He particularly sets out to debunk any myths concerning King George III. For example, he depicts him as a very sensible man, a man who preferred "puttering about his farms at Windsor dressed in farmer's clothes" and being faithful to his wife to flaunting mistresses. He also relays, contrary to myth that King George III was an "unattractive, dim-witted man," King George was actually "tall and rather handsome, with clear blue eyes and a generally cheerful expression" (p. 5). He also debunks the myth that the king was illiterate and mad, explaining that he was quite literate and that the madness did not come about until later in life and was probably the inherited illness today known as porphyria.

After depicting the British stance and characters, he then sets out to describe America's key players, such as General Washington, Henry Knox, and William Howe. Particularly noteworthy are the very young ages of those in command of the revolution, ranging in ages from 32 to 43, George Washington being the eldest at 43.

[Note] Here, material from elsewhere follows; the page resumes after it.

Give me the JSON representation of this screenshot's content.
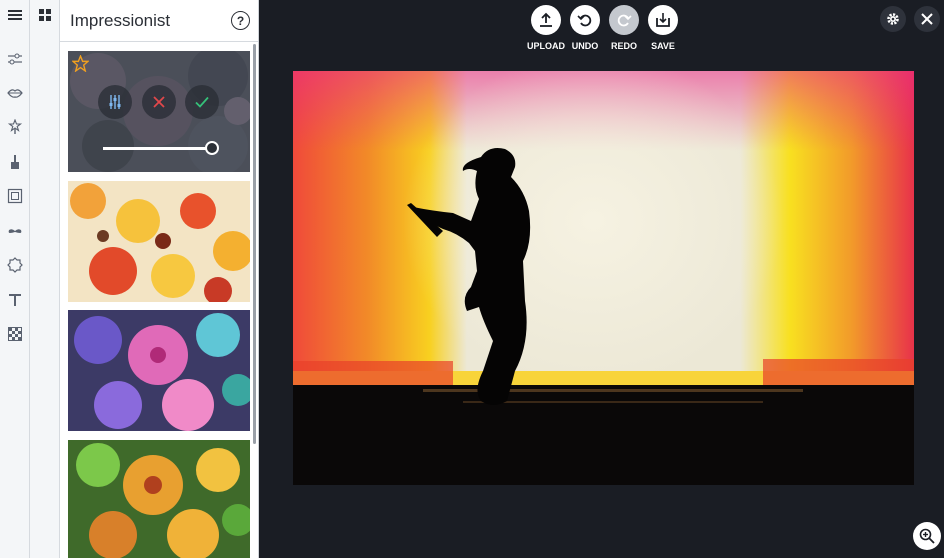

Events in the book include the "miracle of Dorchester," in which the revolutionaries surrounded British troops in Boston; the Battle of Long Island, in which Washington was miserably defeated; Washington's retreat into New Jersey, after which Washington came face to face with the British on opposing sides of the Delaware River and marched his men across the river in a blizzard, successfully surrounding the British troops; and the battle near Princeton, as well as many other Revolutionary War events.